**EXERCISE**
Here are some records. Copy each one exactly.

***** DATASET ENTRIES *****

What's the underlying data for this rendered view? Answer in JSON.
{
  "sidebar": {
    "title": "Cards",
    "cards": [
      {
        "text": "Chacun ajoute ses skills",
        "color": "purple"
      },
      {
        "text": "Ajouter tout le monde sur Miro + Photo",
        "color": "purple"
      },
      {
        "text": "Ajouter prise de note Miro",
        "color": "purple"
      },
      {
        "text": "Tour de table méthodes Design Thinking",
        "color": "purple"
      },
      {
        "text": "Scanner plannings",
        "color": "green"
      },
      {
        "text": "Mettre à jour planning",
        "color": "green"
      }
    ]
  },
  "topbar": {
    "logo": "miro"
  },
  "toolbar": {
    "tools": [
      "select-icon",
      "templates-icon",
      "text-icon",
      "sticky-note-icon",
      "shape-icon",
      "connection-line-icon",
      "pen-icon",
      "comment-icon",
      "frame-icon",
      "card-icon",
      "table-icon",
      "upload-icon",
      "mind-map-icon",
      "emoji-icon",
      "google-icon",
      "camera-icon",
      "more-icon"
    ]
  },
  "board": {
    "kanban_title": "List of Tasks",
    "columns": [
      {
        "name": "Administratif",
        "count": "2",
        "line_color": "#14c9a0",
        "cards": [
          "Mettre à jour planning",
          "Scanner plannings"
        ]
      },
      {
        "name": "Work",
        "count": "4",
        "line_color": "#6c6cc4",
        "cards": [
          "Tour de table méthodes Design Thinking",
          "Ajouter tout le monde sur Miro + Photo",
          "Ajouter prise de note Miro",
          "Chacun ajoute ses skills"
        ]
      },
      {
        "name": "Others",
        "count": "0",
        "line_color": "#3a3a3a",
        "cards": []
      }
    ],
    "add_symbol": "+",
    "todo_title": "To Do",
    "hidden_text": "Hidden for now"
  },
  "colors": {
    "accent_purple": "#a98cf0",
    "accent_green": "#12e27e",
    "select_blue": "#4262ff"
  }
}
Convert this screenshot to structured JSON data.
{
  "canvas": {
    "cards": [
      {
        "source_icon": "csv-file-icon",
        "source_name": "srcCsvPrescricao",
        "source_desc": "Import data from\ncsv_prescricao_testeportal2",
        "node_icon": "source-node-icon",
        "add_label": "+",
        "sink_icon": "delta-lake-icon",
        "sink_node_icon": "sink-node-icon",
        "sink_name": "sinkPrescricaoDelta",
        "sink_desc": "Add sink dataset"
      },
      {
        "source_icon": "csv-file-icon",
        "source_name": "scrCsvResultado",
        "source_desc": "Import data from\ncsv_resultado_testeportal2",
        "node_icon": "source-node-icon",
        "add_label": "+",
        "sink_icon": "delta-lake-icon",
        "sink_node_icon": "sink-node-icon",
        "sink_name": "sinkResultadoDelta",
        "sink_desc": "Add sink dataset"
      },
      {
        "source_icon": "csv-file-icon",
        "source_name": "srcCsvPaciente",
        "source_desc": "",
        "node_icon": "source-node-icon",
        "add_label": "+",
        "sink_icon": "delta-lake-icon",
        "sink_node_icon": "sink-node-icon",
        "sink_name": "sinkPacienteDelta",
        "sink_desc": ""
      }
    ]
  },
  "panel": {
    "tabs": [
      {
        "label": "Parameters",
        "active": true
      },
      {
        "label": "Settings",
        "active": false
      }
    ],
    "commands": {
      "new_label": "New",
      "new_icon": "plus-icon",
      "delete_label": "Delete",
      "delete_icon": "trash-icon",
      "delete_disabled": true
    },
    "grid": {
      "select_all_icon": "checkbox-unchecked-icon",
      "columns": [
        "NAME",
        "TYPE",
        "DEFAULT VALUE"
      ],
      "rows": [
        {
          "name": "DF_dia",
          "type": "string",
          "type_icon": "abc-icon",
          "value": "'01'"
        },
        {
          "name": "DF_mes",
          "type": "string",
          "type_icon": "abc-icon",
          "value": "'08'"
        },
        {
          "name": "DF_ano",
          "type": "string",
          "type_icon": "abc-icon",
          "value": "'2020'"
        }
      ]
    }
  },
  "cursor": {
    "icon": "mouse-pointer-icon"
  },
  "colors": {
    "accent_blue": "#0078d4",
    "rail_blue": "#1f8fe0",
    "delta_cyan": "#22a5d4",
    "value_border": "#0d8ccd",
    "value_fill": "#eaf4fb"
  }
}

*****

**OUTPUT BELOW**
What's the underlying data for this rendered view? Answer in JSON.
{
  "sidebar": {
    "title": "Cards",
    "cards": [
      {
        "text": "Chacun ajoute ses skills",
        "color": "purple"
      },
      {
        "text": "Ajouter tout le monde sur Miro + Photo",
        "color": "purple"
      },
      {
        "text": "Ajouter prise de note Miro",
        "color": "purple"
      },
      {
        "text": "Tour de table méthodes Design Thinking",
        "color": "purple"
      },
      {
        "text": "Scanner plannings",
        "color": "green"
      },
      {
        "text": "Mettre à jour planning",
        "color": "green"
      }
    ]
  },
  "topbar": {
    "logo": "miro"
  },
  "toolbar": {
    "tools": [
      "select-icon",
      "templates-icon",
      "text-icon",
      "sticky-note-icon",
      "shape-icon",
      "connection-line-icon",
      "pen-icon",
      "comment-icon",
      "frame-icon",
      "card-icon",
      "table-icon",
      "upload-icon",
      "mind-map-icon",
      "emoji-icon",
      "google-icon",
      "camera-icon",
      "more-icon"
    ]
  },
  "board": {
    "kanban_title": "List of Tasks",
    "columns": [
      {
        "name": "Administratif",
        "count": "2",
        "line_color": "#14c9a0",
        "cards": [
          "Mettre à jour planning",
          "Scanner plannings"
        ]
      },
      {
        "name": "Work",
        "count": "4",
        "line_color": "#6c6cc4",
        "cards": [
          "Tour de table méthodes Design Thinking",
          "Ajouter tout le monde sur Miro + Photo",
          "Ajouter prise de note Miro",
          "Chacun ajoute ses skills"
        ]
      },
      {
        "name": "Others",
        "count": "0",
        "line_color": "#3a3a3a",
        "cards": []
      }
    ],
    "add_symbol": "+",
    "todo_title": "To Do",
    "hidden_text": "Hidden for now"
  },
  "colors": {
    "accent_purple": "#a98cf0",
    "accent_green": "#12e27e",
    "select_blue": "#4262ff"
  }
}
Convert this screenshot to structured JSON data.
{
  "canvas": {
    "cards": [
      {
        "source_icon": "csv-file-icon",
        "source_name": "srcCsvPrescricao",
        "source_desc": "Import data from\ncsv_prescricao_testeportal2",
        "node_icon": "source-node-icon",
        "add_label": "+",
        "sink_icon": "delta-lake-icon",
        "sink_node_icon": "sink-node-icon",
        "sink_name": "sinkPrescricaoDelta",
        "sink_desc": "Add sink dataset"
      },
      {
        "source_icon": "csv-file-icon",
        "source_name": "scrCsvResultado",
        "source_desc": "Import data from\ncsv_resultado_testeportal2",
        "node_icon": "source-node-icon",
        "add_label": "+",
        "sink_icon": "delta-lake-icon",
        "sink_node_icon": "sink-node-icon",
        "sink_name": "sinkResultadoDelta",
        "sink_desc": "Add sink dataset"
      },
      {
        "source_icon": "csv-file-icon",
        "source_name": "srcCsvPaciente",
        "source_desc": "",
        "node_icon": "source-node-icon",
        "add_label": "+",
        "sink_icon": "delta-lake-icon",
        "sink_node_icon": "sink-node-icon",
        "sink_name": "sinkPacienteDelta",
        "sink_desc": ""
      }
    ]
  },
  "panel": {
    "tabs": [
      {
        "label": "Parameters",
        "active": true
      },
      {
        "label": "Settings",
        "active": false
      }
    ],
    "commands": {
      "new_label": "New",
      "new_icon": "plus-icon",
      "delete_label": "Delete",
      "delete_icon": "trash-icon",
      "delete_disabled": true
    },
    "grid": {
      "select_all_icon": "checkbox-unchecked-icon",
      "columns": [
        "NAME",
        "TYPE",
        "DEFAULT VALUE"
      ],
      "rows": [
        {
          "name": "DF_dia",
          "type": "string",
          "type_icon": "abc-icon",
          "value": "'01'"
        },
        {
          "name": "DF_mes",
          "type": "string",
          "type_icon": "abc-icon",
          "value": "'08'"
        },
        {
          "name": "DF_ano",
          "type": "string",
          "type_icon": "abc-icon",
          "value": "'2020'"
        }
      ]
    }
  },
  "cursor": {
    "icon": "mouse-pointer-icon"
  },
  "colors": {
    "accent_blue": "#0078d4",
    "rail_blue": "#1f8fe0",
    "delta_cyan": "#22a5d4",
    "value_border": "#0d8ccd",
    "value_fill": "#eaf4fb"
  }
}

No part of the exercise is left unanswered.